*** Data listing ***

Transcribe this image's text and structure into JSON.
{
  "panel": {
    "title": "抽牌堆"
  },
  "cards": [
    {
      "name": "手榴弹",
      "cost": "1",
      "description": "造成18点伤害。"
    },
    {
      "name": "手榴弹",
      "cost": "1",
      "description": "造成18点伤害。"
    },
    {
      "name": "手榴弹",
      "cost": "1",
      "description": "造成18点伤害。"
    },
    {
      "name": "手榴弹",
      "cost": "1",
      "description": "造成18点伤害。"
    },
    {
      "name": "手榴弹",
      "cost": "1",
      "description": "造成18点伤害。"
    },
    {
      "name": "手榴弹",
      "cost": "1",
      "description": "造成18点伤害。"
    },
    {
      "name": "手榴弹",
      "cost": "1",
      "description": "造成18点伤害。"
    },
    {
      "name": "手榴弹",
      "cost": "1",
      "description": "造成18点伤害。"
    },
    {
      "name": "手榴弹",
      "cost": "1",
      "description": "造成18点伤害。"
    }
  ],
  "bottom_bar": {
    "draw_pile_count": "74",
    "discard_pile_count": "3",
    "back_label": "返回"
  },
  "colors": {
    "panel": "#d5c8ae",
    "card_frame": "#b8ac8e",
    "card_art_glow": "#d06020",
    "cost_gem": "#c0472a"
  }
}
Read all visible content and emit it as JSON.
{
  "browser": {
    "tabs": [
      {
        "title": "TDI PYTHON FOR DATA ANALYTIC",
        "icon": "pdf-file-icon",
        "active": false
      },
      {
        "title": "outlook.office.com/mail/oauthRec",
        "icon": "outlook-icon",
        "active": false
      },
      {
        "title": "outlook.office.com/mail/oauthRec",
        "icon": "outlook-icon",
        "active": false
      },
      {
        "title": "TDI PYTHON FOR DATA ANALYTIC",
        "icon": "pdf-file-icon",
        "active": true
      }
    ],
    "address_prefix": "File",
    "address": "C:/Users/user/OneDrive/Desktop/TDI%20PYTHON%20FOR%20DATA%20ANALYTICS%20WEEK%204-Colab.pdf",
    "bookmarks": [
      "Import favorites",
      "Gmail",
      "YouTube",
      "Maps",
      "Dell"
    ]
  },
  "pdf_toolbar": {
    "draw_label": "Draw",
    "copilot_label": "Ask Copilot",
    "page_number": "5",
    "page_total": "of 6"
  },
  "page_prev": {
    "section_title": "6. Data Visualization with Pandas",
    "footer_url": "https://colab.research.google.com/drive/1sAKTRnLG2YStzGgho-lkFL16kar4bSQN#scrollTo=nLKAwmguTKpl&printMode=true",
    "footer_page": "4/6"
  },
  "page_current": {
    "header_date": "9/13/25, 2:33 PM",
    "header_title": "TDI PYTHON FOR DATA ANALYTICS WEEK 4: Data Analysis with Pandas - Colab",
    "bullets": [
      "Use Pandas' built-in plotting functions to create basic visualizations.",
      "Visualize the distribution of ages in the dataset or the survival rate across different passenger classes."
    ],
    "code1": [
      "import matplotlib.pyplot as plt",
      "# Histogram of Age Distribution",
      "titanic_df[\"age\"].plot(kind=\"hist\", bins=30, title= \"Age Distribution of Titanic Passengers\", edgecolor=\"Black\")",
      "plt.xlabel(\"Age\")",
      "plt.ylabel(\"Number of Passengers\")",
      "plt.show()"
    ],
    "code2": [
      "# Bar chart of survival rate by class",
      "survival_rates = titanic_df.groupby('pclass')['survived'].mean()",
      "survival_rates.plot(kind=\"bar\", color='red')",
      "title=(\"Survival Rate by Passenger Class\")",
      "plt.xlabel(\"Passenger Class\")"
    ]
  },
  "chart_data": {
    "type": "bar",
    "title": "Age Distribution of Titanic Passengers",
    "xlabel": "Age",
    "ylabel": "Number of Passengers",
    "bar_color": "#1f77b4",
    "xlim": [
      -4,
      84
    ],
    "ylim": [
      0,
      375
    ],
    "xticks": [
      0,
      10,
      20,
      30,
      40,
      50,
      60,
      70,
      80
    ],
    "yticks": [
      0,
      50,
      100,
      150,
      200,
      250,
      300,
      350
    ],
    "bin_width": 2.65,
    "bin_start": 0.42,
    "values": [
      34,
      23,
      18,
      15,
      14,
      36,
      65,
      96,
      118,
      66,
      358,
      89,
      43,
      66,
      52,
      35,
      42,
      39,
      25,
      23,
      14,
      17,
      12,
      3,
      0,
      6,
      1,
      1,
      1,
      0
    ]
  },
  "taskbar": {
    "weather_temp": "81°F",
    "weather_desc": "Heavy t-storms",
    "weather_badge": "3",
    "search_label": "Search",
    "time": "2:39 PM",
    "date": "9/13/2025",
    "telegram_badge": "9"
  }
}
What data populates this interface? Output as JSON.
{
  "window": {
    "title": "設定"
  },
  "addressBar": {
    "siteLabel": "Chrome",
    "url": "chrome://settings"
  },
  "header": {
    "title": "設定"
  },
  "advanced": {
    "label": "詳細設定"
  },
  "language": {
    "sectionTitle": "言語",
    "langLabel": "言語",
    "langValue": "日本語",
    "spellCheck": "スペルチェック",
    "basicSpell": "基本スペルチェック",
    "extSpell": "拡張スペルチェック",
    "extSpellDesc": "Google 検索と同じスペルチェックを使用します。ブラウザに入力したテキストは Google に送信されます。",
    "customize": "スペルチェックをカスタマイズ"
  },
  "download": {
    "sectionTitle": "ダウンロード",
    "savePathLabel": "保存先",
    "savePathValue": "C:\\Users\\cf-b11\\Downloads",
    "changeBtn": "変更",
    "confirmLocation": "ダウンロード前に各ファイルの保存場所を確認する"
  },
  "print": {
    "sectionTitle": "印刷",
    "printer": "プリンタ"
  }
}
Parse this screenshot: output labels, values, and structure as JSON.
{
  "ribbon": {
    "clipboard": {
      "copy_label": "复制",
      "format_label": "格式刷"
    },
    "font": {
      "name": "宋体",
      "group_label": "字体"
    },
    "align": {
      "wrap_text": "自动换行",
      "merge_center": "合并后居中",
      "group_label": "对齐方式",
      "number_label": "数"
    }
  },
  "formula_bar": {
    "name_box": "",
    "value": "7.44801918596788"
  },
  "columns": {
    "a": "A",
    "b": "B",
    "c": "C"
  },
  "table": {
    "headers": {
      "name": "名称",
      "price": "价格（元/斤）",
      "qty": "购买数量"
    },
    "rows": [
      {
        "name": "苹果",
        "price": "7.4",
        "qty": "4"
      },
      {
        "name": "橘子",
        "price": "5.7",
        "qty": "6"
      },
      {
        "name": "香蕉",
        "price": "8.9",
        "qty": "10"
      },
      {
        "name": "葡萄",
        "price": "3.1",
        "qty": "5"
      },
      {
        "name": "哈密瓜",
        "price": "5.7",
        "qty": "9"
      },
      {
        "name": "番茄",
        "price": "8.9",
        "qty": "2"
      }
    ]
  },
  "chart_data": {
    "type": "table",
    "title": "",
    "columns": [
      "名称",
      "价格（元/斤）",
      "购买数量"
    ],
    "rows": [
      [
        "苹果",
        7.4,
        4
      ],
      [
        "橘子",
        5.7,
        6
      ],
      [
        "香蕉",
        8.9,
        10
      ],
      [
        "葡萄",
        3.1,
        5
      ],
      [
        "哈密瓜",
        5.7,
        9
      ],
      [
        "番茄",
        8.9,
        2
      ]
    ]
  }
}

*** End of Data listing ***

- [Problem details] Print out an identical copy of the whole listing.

- [Result of the task]
Transcribe this image's text and structure into JSON.
{
  "panel": {
    "title": "抽牌堆"
  },
  "cards": [
    {
      "name": "手榴弹",
      "cost": "1",
      "description": "造成18点伤害。"
    },
    {
      "name": "手榴弹",
      "cost": "1",
      "description": "造成18点伤害。"
    },
    {
      "name": "手榴弹",
      "cost": "1",
      "description": "造成18点伤害。"
    },
    {
      "name": "手榴弹",
      "cost": "1",
      "description": "造成18点伤害。"
    },
    {
      "name": "手榴弹",
      "cost": "1",
      "description": "造成18点伤害。"
    },
    {
      "name": "手榴弹",
      "cost": "1",
      "description": "造成18点伤害。"
    },
    {
      "name": "手榴弹",
      "cost": "1",
      "description": "造成18点伤害。"
    },
    {
      "name": "手榴弹",
      "cost": "1",
      "description": "造成18点伤害。"
    },
    {
      "name": "手榴弹",
      "cost": "1",
      "description": "造成18点伤害。"
    }
  ],
  "bottom_bar": {
    "draw_pile_count": "74",
    "discard_pile_count": "3",
    "back_label": "返回"
  },
  "colors": {
    "panel": "#d5c8ae",
    "card_frame": "#b8ac8e",
    "card_art_glow": "#d06020",
    "cost_gem": "#c0472a"
  }
}
Read all visible content and emit it as JSON.
{
  "browser": {
    "tabs": [
      {
        "title": "TDI PYTHON FOR DATA ANALYTIC",
        "icon": "pdf-file-icon",
        "active": false
      },
      {
        "title": "outlook.office.com/mail/oauthRec",
        "icon": "outlook-icon",
        "active": false
      },
      {
        "title": "outlook.office.com/mail/oauthRec",
        "icon": "outlook-icon",
        "active": false
      },
      {
        "title": "TDI PYTHON FOR DATA ANALYTIC",
        "icon": "pdf-file-icon",
        "active": true
      }
    ],
    "address_prefix": "File",
    "address": "C:/Users/user/OneDrive/Desktop/TDI%20PYTHON%20FOR%20DATA%20ANALYTICS%20WEEK%204-Colab.pdf",
    "bookmarks": [
      "Import favorites",
      "Gmail",
      "YouTube",
      "Maps",
      "Dell"
    ]
  },
  "pdf_toolbar": {
    "draw_label": "Draw",
    "copilot_label": "Ask Copilot",
    "page_number": "5",
    "page_total": "of 6"
  },
  "page_prev": {
    "section_title": "6. Data Visualization with Pandas",
    "footer_url": "https://colab.research.google.com/drive/1sAKTRnLG2YStzGgho-lkFL16kar4bSQN#scrollTo=nLKAwmguTKpl&printMode=true",
    "footer_page": "4/6"
  },
  "page_current": {
    "header_date": "9/13/25, 2:33 PM",
    "header_title": "TDI PYTHON FOR DATA ANALYTICS WEEK 4: Data Analysis with Pandas - Colab",
    "bullets": [
      "Use Pandas' built-in plotting functions to create basic visualizations.",
      "Visualize the distribution of ages in the dataset or the survival rate across different passenger classes."
    ],
    "code1": [
      "import matplotlib.pyplot as plt",
      "# Histogram of Age Distribution",
      "titanic_df[\"age\"].plot(kind=\"hist\", bins=30, title= \"Age Distribution of Titanic Passengers\", edgecolor=\"Black\")",
      "plt.xlabel(\"Age\")",
      "plt.ylabel(\"Number of Passengers\")",
      "plt.show()"
    ],
    "code2": [
      "# Bar chart of survival rate by class",
      "survival_rates = titanic_df.groupby('pclass')['survived'].mean()",
      "survival_rates.plot(kind=\"bar\", color='red')",
      "title=(\"Survival Rate by Passenger Class\")",
      "plt.xlabel(\"Passenger Class\")"
    ]
  },
  "chart_data": {
    "type": "bar",
    "title": "Age Distribution of Titanic Passengers",
    "xlabel": "Age",
    "ylabel": "Number of Passengers",
    "bar_color": "#1f77b4",
    "xlim": [
      -4,
      84
    ],
    "ylim": [
      0,
      375
    ],
    "xticks": [
      0,
      10,
      20,
      30,
      40,
      50,
      60,
      70,
      80
    ],
    "yticks": [
      0,
      50,
      100,
      150,
      200,
      250,
      300,
      350
    ],
    "bin_width": 2.65,
    "bin_start": 0.42,
    "values": [
      34,
      23,
      18,
      15,
      14,
      36,
      65,
      96,
      118,
      66,
      358,
      89,
      43,
      66,
      52,
      35,
      42,
      39,
      25,
      23,
      14,
      17,
      12,
      3,
      0,
      6,
      1,
      1,
      1,
      0
    ]
  },
  "taskbar": {
    "weather_temp": "81°F",
    "weather_desc": "Heavy t-storms",
    "weather_badge": "3",
    "search_label": "Search",
    "time": "2:39 PM",
    "date": "9/13/2025",
    "telegram_badge": "9"
  }
}
What data populates this interface? Output as JSON.
{
  "window": {
    "title": "設定"
  },
  "addressBar": {
    "siteLabel": "Chrome",
    "url": "chrome://settings"
  },
  "header": {
    "title": "設定"
  },
  "advanced": {
    "label": "詳細設定"
  },
  "language": {
    "sectionTitle": "言語",
    "langLabel": "言語",
    "langValue": "日本語",
    "spellCheck": "スペルチェック",
    "basicSpell": "基本スペルチェック",
    "extSpell": "拡張スペルチェック",
    "extSpellDesc": "Google 検索と同じスペルチェックを使用します。ブラウザに入力したテキストは Google に送信されます。",
    "customize": "スペルチェックをカスタマイズ"
  },
  "download": {
    "sectionTitle": "ダウンロード",
    "savePathLabel": "保存先",
    "savePathValue": "C:\\Users\\cf-b11\\Downloads",
    "changeBtn": "変更",
    "confirmLocation": "ダウンロード前に各ファイルの保存場所を確認する"
  },
  "print": {
    "sectionTitle": "印刷",
    "printer": "プリンタ"
  }
}
Parse this screenshot: output labels, values, and structure as JSON.
{
  "ribbon": {
    "clipboard": {
      "copy_label": "复制",
      "format_label": "格式刷"
    },
    "font": {
      "name": "宋体",
      "group_label": "字体"
    },
    "align": {
      "wrap_text": "自动换行",
      "merge_center": "合并后居中",
      "group_label": "对齐方式",
      "number_label": "数"
    }
  },
  "formula_bar": {
    "name_box": "",
    "value": "7.44801918596788"
  },
  "columns": {
    "a": "A",
    "b": "B",
    "c": "C"
  },
  "table": {
    "headers": {
      "name": "名称",
      "price": "价格（元/斤）",
      "qty": "购买数量"
    },
    "rows": [
      {
        "name": "苹果",
        "price": "7.4",
        "qty": "4"
      },
      {
        "name": "橘子",
        "price": "5.7",
        "qty": "6"
      },
      {
        "name": "香蕉",
        "price": "8.9",
        "qty": "10"
      },
      {
        "name": "葡萄",
        "price": "3.1",
        "qty": "5"
      },
      {
        "name": "哈密瓜",
        "price": "5.7",
        "qty": "9"
      },
      {
        "name": "番茄",
        "price": "8.9",
        "qty": "2"
      }
    ]
  },
  "chart_data": {
    "type": "table",
    "title": "",
    "columns": [
      "名称",
      "价格（元/斤）",
      "购买数量"
    ],
    "rows": [
      [
        "苹果",
        7.4,
        4
      ],
      [
        "橘子",
        5.7,
        6
      ],
      [
        "香蕉",
        8.9,
        10
      ],
      [
        "葡萄",
        3.1,
        5
      ],
      [
        "哈密瓜",
        5.7,
        9
      ],
      [
        "番茄",
        8.9,
        2
      ]
    ]
  }
}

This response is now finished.